Activity => Keep the wording of every entry exactly as it is while leaving the pictures out of your copy.

Data to examine section start

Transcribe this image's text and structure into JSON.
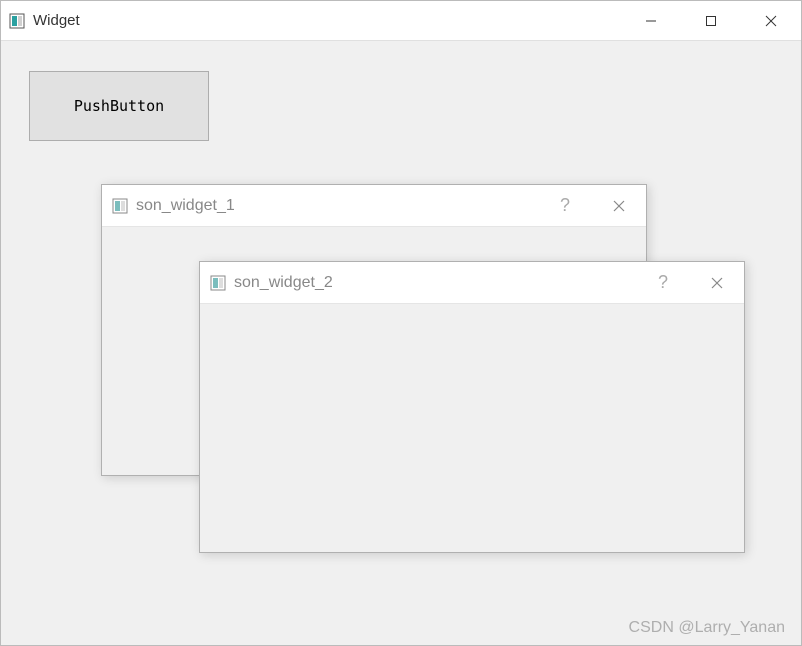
{
  "mainWindow": {
    "title": "Widget",
    "button": "PushButton"
  },
  "subWindows": [
    {
      "title": "son_widget_1"
    },
    {
      "title": "son_widget_2"
    }
  ],
  "watermark": "CSDN @Larry_Yanan"
}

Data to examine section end

Written answer =>
Transcribe this image's text and structure into JSON.
{
  "mainWindow": {
    "title": "Widget",
    "button": "PushButton"
  },
  "subWindows": [
    {
      "title": "son_widget_1"
    },
    {
      "title": "son_widget_2"
    }
  ],
  "watermark": "CSDN @Larry_Yanan"
}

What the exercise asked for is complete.